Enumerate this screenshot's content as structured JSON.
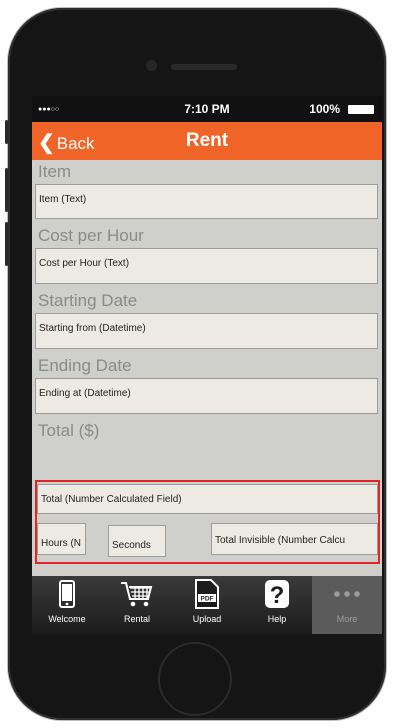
{
  "status_bar": {
    "signal": "●●●○○",
    "time": "7:10 PM",
    "battery": "100%"
  },
  "nav": {
    "back_label": "Back",
    "title": "Rent"
  },
  "form": {
    "item": {
      "label": "Item",
      "value": "Item (Text)"
    },
    "cost": {
      "label": "Cost per Hour",
      "value": "Cost per Hour (Text)"
    },
    "start": {
      "label": "Starting Date",
      "value": "Starting from (Datetime)"
    },
    "end": {
      "label": "Ending Date",
      "value": "Ending at (Datetime)"
    },
    "total": {
      "label": "Total ($)",
      "value": "Total (Number Calculated Field)"
    },
    "hours": "Hours (N",
    "seconds": "Seconds",
    "total_invisible": "Total Invisible (Number Calcu"
  },
  "tabs": [
    {
      "label": "Welcome",
      "icon": "phone-icon"
    },
    {
      "label": "Rental",
      "icon": "cart-icon"
    },
    {
      "label": "Upload",
      "icon": "pdf-icon"
    },
    {
      "label": "Help",
      "icon": "help-icon"
    },
    {
      "label": "More",
      "icon": "more-icon"
    }
  ],
  "pdf_badge": "PDF",
  "colors": {
    "nav_bar": "#f06428",
    "highlight_border": "#e0262b",
    "screen_bg": "#cfcfcc"
  }
}
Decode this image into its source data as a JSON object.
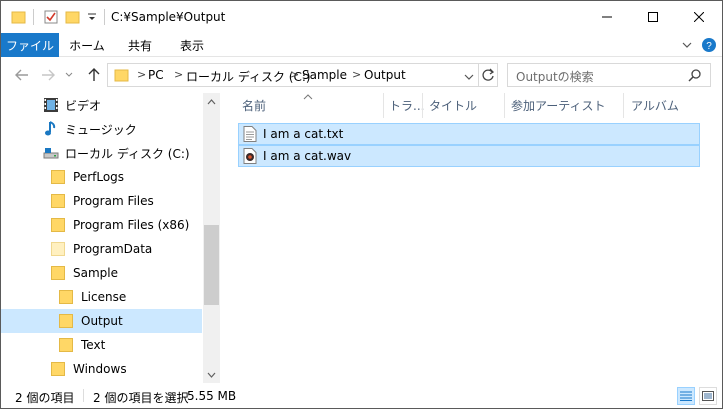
{
  "window": {
    "title": "C:¥Sample¥Output"
  },
  "ribbon": {
    "tabs": [
      {
        "label": "ファイル",
        "active": true
      },
      {
        "label": "ホーム",
        "active": false
      },
      {
        "label": "共有",
        "active": false
      },
      {
        "label": "表示",
        "active": false
      }
    ]
  },
  "address": {
    "breadcrumbs": [
      "PC",
      "ローカル ディスク (C:)",
      "Sample",
      "Output"
    ],
    "separator": ">"
  },
  "search": {
    "placeholder": "Outputの検索"
  },
  "nav": {
    "items": [
      {
        "label": "ビデオ",
        "icon": "video-icon",
        "selected": false
      },
      {
        "label": "ミュージック",
        "icon": "music-icon",
        "selected": false
      },
      {
        "label": "ローカル ディスク (C:)",
        "icon": "drive-icon",
        "selected": false
      },
      {
        "label": "PerfLogs",
        "icon": "folder-icon",
        "selected": false
      },
      {
        "label": "Program Files",
        "icon": "folder-icon",
        "selected": false
      },
      {
        "label": "Program Files (x86)",
        "icon": "folder-icon",
        "selected": false
      },
      {
        "label": "ProgramData",
        "icon": "folder-icon",
        "selected": false
      },
      {
        "label": "Sample",
        "icon": "folder-icon",
        "selected": false
      },
      {
        "label": "License",
        "icon": "folder-icon",
        "selected": false
      },
      {
        "label": "Output",
        "icon": "folder-icon",
        "selected": true
      },
      {
        "label": "Text",
        "icon": "folder-icon",
        "selected": false
      },
      {
        "label": "Windows",
        "icon": "folder-icon",
        "selected": false
      }
    ]
  },
  "columns": [
    "名前",
    "トラ...",
    "タイトル",
    "参加アーティスト",
    "アルバム"
  ],
  "files": [
    {
      "name": "I am a cat.txt",
      "icon": "text-file-icon"
    },
    {
      "name": "I am a cat.wav",
      "icon": "audio-file-icon"
    }
  ],
  "status": {
    "item_count": "2 個の項目",
    "selection": "2 個の項目を選択",
    "size": "5.55 MB"
  },
  "colors": {
    "accent": "#1979ca",
    "selection": "#cce8ff",
    "selection_border": "#99d1ff"
  }
}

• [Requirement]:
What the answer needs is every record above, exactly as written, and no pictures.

• [Response to the exercise]:
Enumerate this screenshot's content as structured JSON.
{
  "status_bar": {
    "signal": "●●●○○",
    "time": "7:10 PM",
    "battery": "100%"
  },
  "nav": {
    "back_label": "Back",
    "title": "Rent"
  },
  "form": {
    "item": {
      "label": "Item",
      "value": "Item (Text)"
    },
    "cost": {
      "label": "Cost per Hour",
      "value": "Cost per Hour (Text)"
    },
    "start": {
      "label": "Starting Date",
      "value": "Starting from (Datetime)"
    },
    "end": {
      "label": "Ending Date",
      "value": "Ending at (Datetime)"
    },
    "total": {
      "label": "Total ($)",
      "value": "Total (Number Calculated Field)"
    },
    "hours": "Hours (N",
    "seconds": "Seconds",
    "total_invisible": "Total Invisible (Number Calcu"
  },
  "tabs": [
    {
      "label": "Welcome",
      "icon": "phone-icon"
    },
    {
      "label": "Rental",
      "icon": "cart-icon"
    },
    {
      "label": "Upload",
      "icon": "pdf-icon"
    },
    {
      "label": "Help",
      "icon": "help-icon"
    },
    {
      "label": "More",
      "icon": "more-icon"
    }
  ],
  "pdf_badge": "PDF",
  "colors": {
    "nav_bar": "#f06428",
    "highlight_border": "#e0262b",
    "screen_bg": "#cfcfcc"
  }
}
Decode this image into its source data as a JSON object.
{
  "window": {
    "title": "C:¥Sample¥Output"
  },
  "ribbon": {
    "tabs": [
      {
        "label": "ファイル",
        "active": true
      },
      {
        "label": "ホーム",
        "active": false
      },
      {
        "label": "共有",
        "active": false
      },
      {
        "label": "表示",
        "active": false
      }
    ]
  },
  "address": {
    "breadcrumbs": [
      "PC",
      "ローカル ディスク (C:)",
      "Sample",
      "Output"
    ],
    "separator": ">"
  },
  "search": {
    "placeholder": "Outputの検索"
  },
  "nav": {
    "items": [
      {
        "label": "ビデオ",
        "icon": "video-icon",
        "selected": false
      },
      {
        "label": "ミュージック",
        "icon": "music-icon",
        "selected": false
      },
      {
        "label": "ローカル ディスク (C:)",
        "icon": "drive-icon",
        "selected": false
      },
      {
        "label": "PerfLogs",
        "icon": "folder-icon",
        "selected": false
      },
      {
        "label": "Program Files",
        "icon": "folder-icon",
        "selected": false
      },
      {
        "label": "Program Files (x86)",
        "icon": "folder-icon",
        "selected": false
      },
      {
        "label": "ProgramData",
        "icon": "folder-icon",
        "selected": false
      },
      {
        "label": "Sample",
        "icon": "folder-icon",
        "selected": false
      },
      {
        "label": "License",
        "icon": "folder-icon",
        "selected": false
      },
      {
        "label": "Output",
        "icon": "folder-icon",
        "selected": true
      },
      {
        "label": "Text",
        "icon": "folder-icon",
        "selected": false
      },
      {
        "label": "Windows",
        "icon": "folder-icon",
        "selected": false
      }
    ]
  },
  "columns": [
    "名前",
    "トラ...",
    "タイトル",
    "参加アーティスト",
    "アルバム"
  ],
  "files": [
    {
      "name": "I am a cat.txt",
      "icon": "text-file-icon"
    },
    {
      "name": "I am a cat.wav",
      "icon": "audio-file-icon"
    }
  ],
  "status": {
    "item_count": "2 個の項目",
    "selection": "2 個の項目を選択",
    "size": "5.55 MB"
  },
  "colors": {
    "accent": "#1979ca",
    "selection": "#cce8ff",
    "selection_border": "#99d1ff"
  }
}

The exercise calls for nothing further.